[Study material]
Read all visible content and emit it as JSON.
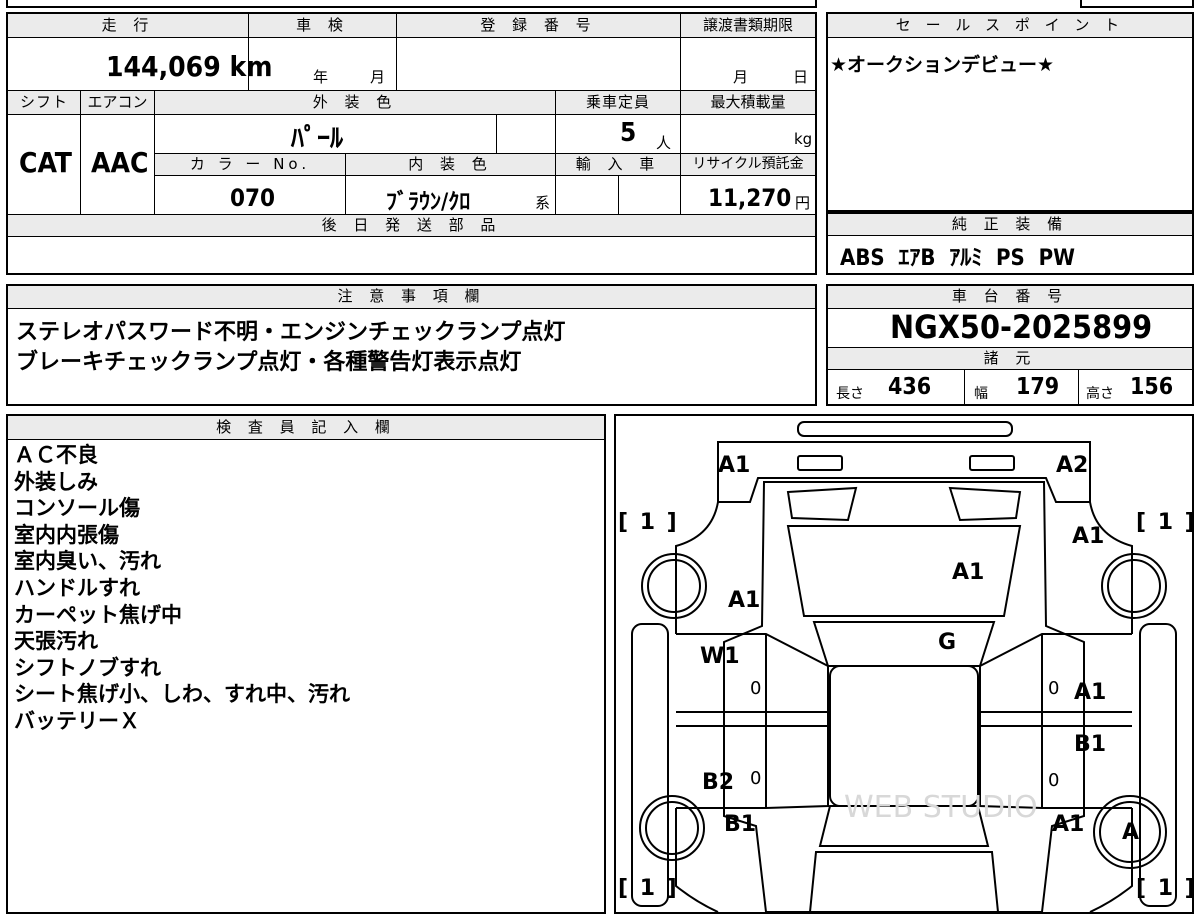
{
  "top_spec": {
    "mileage_header": "走 行",
    "mileage_value": "144,069 km",
    "inspection_header": "車 検",
    "inspection_year_unit": "年",
    "inspection_month_unit": "月",
    "registration_header": "登 録 番 号",
    "transfer_header": "譲渡書類期限",
    "transfer_month_unit": "月",
    "transfer_day_unit": "日",
    "shift_header": "シフト",
    "shift_value": "CAT",
    "aircon_header": "エアコン",
    "aircon_value": "AAC",
    "exterior_color_header": "外 装 色",
    "exterior_color_value": "ﾊﾟｰﾙ",
    "capacity_header": "乗車定員",
    "capacity_value": "5",
    "capacity_unit": "人",
    "max_load_header": "最大積載量",
    "max_load_unit": "kg",
    "color_no_header": "カ ラ ー No.",
    "color_no_value": "070",
    "interior_color_header": "内 装 色",
    "interior_color_value": "ﾌﾞﾗｳﾝ/ｸﾛ",
    "interior_color_suffix": "系",
    "import_header": "輸 入 車",
    "recycle_header": "リサイクル預託金",
    "recycle_value": "11,270",
    "recycle_unit": "円",
    "later_parts_header": "後 日 発 送 部 品"
  },
  "sales_point": {
    "header": "セ ー ル ス ポ イ ン ト",
    "text": "★オークションデビュー★"
  },
  "equipment": {
    "header": "純 正 装 備",
    "items": "ABS  ｴｱB  ｱﾙﾐ  PS  PW"
  },
  "notes": {
    "header": "注 意 事 項 欄",
    "line1": "ステレオパスワード不明・エンジンチェックランプ点灯",
    "line2": "ブレーキチェックランプ点灯・各種警告灯表示点灯"
  },
  "chassis": {
    "header": "車 台 番 号",
    "value": "NGX50-2025899",
    "spec_header": "諸 元",
    "length_label": "長さ",
    "length_value": "436",
    "width_label": "幅",
    "width_value": "179",
    "height_label": "高さ",
    "height_value": "156"
  },
  "inspector": {
    "header": "検 査 員 記 入 欄",
    "lines": [
      "ＡＣ不良",
      "外装しみ",
      "コンソール傷",
      "室内内張傷",
      "室内臭い、汚れ",
      "ハンドルすれ",
      "カーペット焦げ中",
      "天張汚れ",
      "シフトノブすれ",
      "シート焦げ小、しわ、すれ中、汚れ",
      "バッテリーＸ"
    ]
  },
  "diagram_marks": {
    "front_left": "A1",
    "front_right": "A2",
    "tire_front_left": "[ 1 ]",
    "tire_front_right": "[ 1 ]",
    "tire_rear_left": "[ 1 ]",
    "tire_rear_right": "[ 1 ]",
    "fender_front_right": "A1",
    "hood": "A1",
    "fender_front_left": "A1",
    "windshield": "G",
    "door_front_left": "W1",
    "door_front_left_zero": "0",
    "door_front_right_zero": "0",
    "door_front_right": "A1",
    "door_rear_right": "B1",
    "door_rear_left": "B2",
    "door_rear_left_zero": "0",
    "door_rear_right_zero": "0",
    "fender_rear_left": "B1",
    "fender_rear_right": "A1",
    "wheel_rear_right": "A",
    "watermark": "WEB STUDIO"
  }
}
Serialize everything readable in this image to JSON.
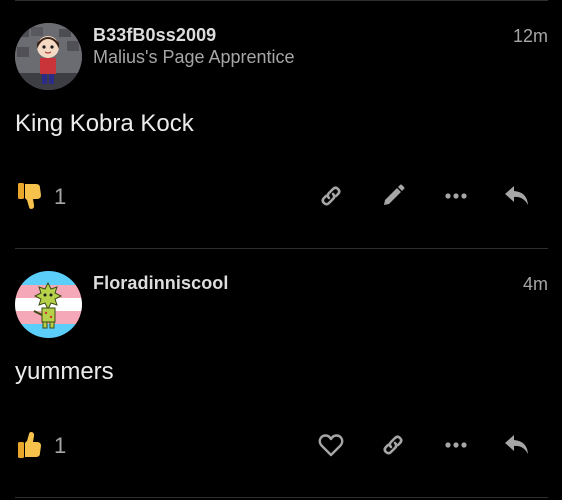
{
  "posts": [
    {
      "username": "B33fB0ss2009",
      "user_title": "Malius's Page Apprentice",
      "time": "12m",
      "body": "King Kobra Kock",
      "reaction_icon": "thumbs-down-icon",
      "reaction_count": "1",
      "actions": [
        "link-icon",
        "pencil-icon",
        "more-icon",
        "reply-icon"
      ]
    },
    {
      "username": "Floradinniscool",
      "user_title": "",
      "time": "4m",
      "body": "yummers",
      "reaction_icon": "thumbs-up-icon",
      "reaction_count": "1",
      "actions": [
        "heart-icon",
        "link-icon",
        "more-icon",
        "reply-icon"
      ]
    }
  ],
  "colors": {
    "background": "#000000",
    "emoji_yellow": "#F6C24C",
    "icon_gray": "#a6a6a6",
    "divider": "#2e2e2e"
  }
}
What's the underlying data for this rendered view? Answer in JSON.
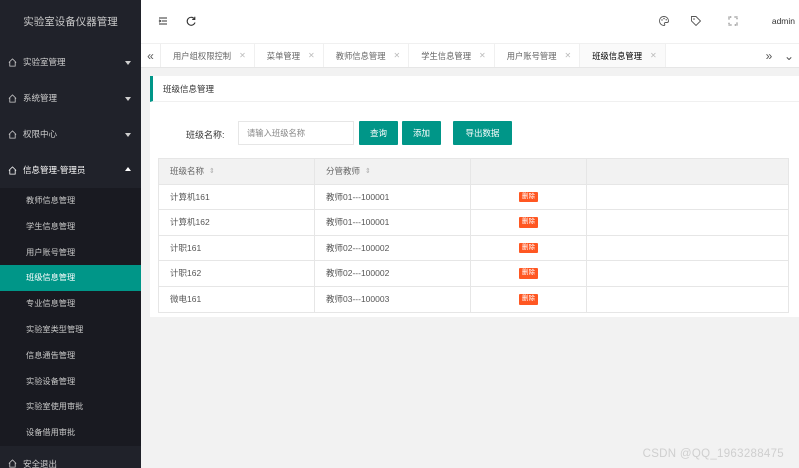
{
  "sidebar": {
    "title": "实验室设备仪器管理",
    "groups": [
      {
        "label": "实验室管理"
      },
      {
        "label": "系统管理"
      },
      {
        "label": "权限中心"
      },
      {
        "label": "信息管理-管理员"
      }
    ],
    "subitems": [
      {
        "label": "教师信息管理"
      },
      {
        "label": "学生信息管理"
      },
      {
        "label": "用户账号管理"
      },
      {
        "label": "班级信息管理"
      },
      {
        "label": "专业信息管理"
      },
      {
        "label": "实验室类型管理"
      },
      {
        "label": "信息通告管理"
      },
      {
        "label": "实验设备管理"
      },
      {
        "label": "实验室使用审批"
      },
      {
        "label": "设备借用审批"
      }
    ],
    "active_subitem": "班级信息管理",
    "last_group_label": "安全退出"
  },
  "topbar": {
    "user": "admin"
  },
  "tabs": {
    "items": [
      {
        "label": "用户组权限控制"
      },
      {
        "label": "菜单管理"
      },
      {
        "label": "教师信息管理"
      },
      {
        "label": "学生信息管理"
      },
      {
        "label": "用户账号管理"
      },
      {
        "label": "班级信息管理"
      }
    ],
    "active": "班级信息管理"
  },
  "panel": {
    "title": "班级信息管理",
    "search_label": "班级名称:",
    "search_placeholder": "请输入班级名称",
    "query_label": "查询",
    "add_label": "添加",
    "export_label": "导出数据"
  },
  "table": {
    "headers": [
      "班级名称",
      "分管教师",
      ""
    ],
    "rows": [
      {
        "name": "计算机161",
        "teacher": "教师01---100001",
        "action": "删除"
      },
      {
        "name": "计算机162",
        "teacher": "教师01---100001",
        "action": "删除"
      },
      {
        "name": "计职161",
        "teacher": "教师02---100002",
        "action": "删除"
      },
      {
        "name": "计职162",
        "teacher": "教师02---100002",
        "action": "删除"
      },
      {
        "name": "微电161",
        "teacher": "教师03---100003",
        "action": "删除"
      }
    ]
  },
  "watermark": "CSDN @QQ_1963288475",
  "colors": {
    "sidebar_bg": "#20222a",
    "accent": "#009688",
    "danger": "#ff5722"
  }
}
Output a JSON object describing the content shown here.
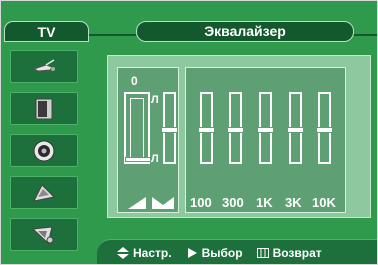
{
  "header": {
    "tab_label": "TV",
    "title": "Эквалайзер"
  },
  "sidebar": {
    "items": [
      {
        "icon": "antenna-icon"
      },
      {
        "icon": "screen-icon"
      },
      {
        "icon": "speaker-icon"
      },
      {
        "icon": "satellite-dish-icon"
      },
      {
        "icon": "settings-dish-icon"
      }
    ]
  },
  "equalizer": {
    "balance": {
      "value_label": "0",
      "left_top_label": "Л",
      "left_bottom_label": "Л",
      "level": 0.05
    },
    "bands": [
      {
        "label": "100",
        "level": 0.5
      },
      {
        "label": "300",
        "level": 0.5
      },
      {
        "label": "1K",
        "level": 0.5
      },
      {
        "label": "3K",
        "level": 0.5
      },
      {
        "label": "10K",
        "level": 0.5
      }
    ],
    "first_slider_level": 0.5
  },
  "footer": {
    "hints": [
      {
        "icon": "up-down-arrow-icon",
        "label": "Настр."
      },
      {
        "icon": "right-arrow-icon",
        "label": "Выбор"
      },
      {
        "icon": "menu-icon",
        "label": "Возврат"
      }
    ]
  },
  "colors": {
    "background": "#2f9a4c",
    "dark_green": "#13592d",
    "panel": "#8ec89f",
    "band": "#5f9f74",
    "text": "#ffffff"
  }
}
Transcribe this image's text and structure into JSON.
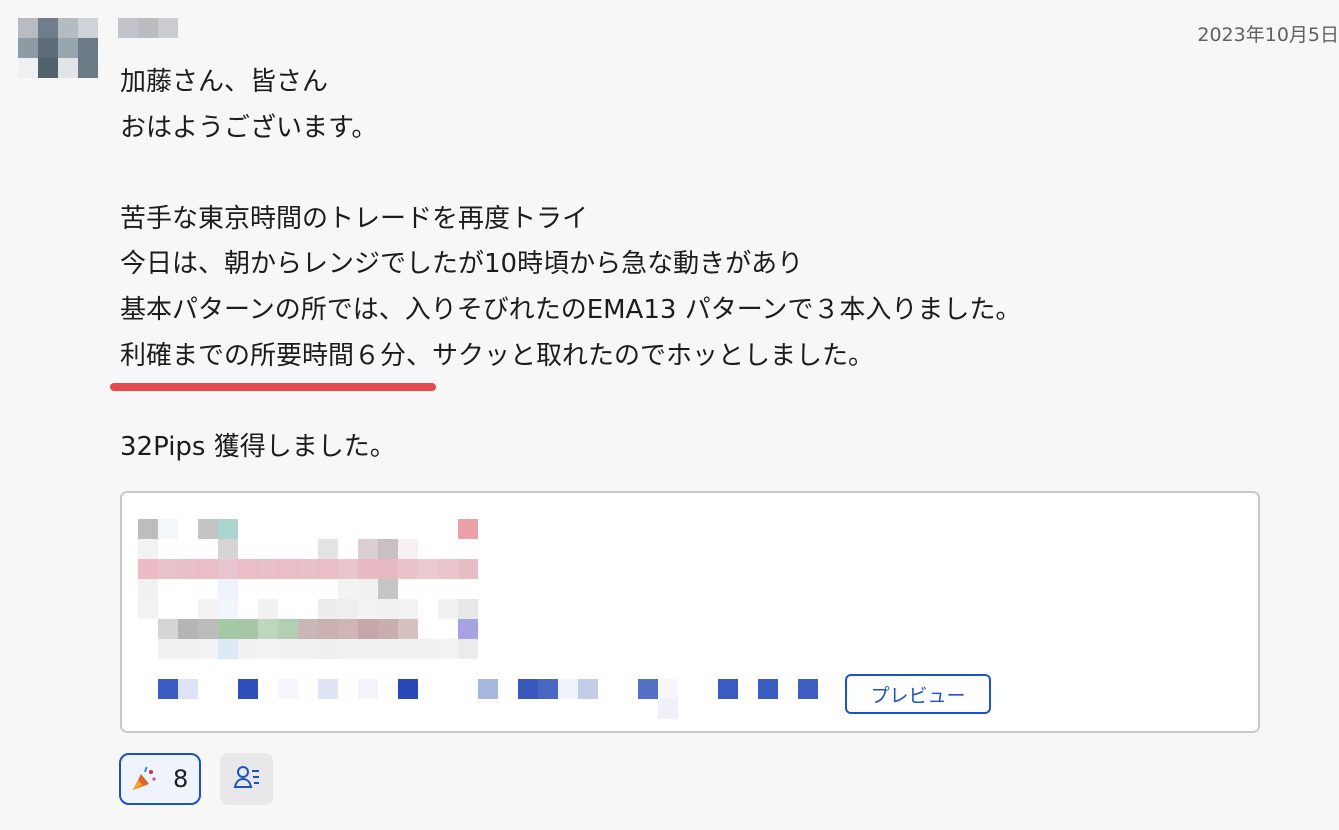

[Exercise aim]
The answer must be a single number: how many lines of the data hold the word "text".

[Solution for this task]
3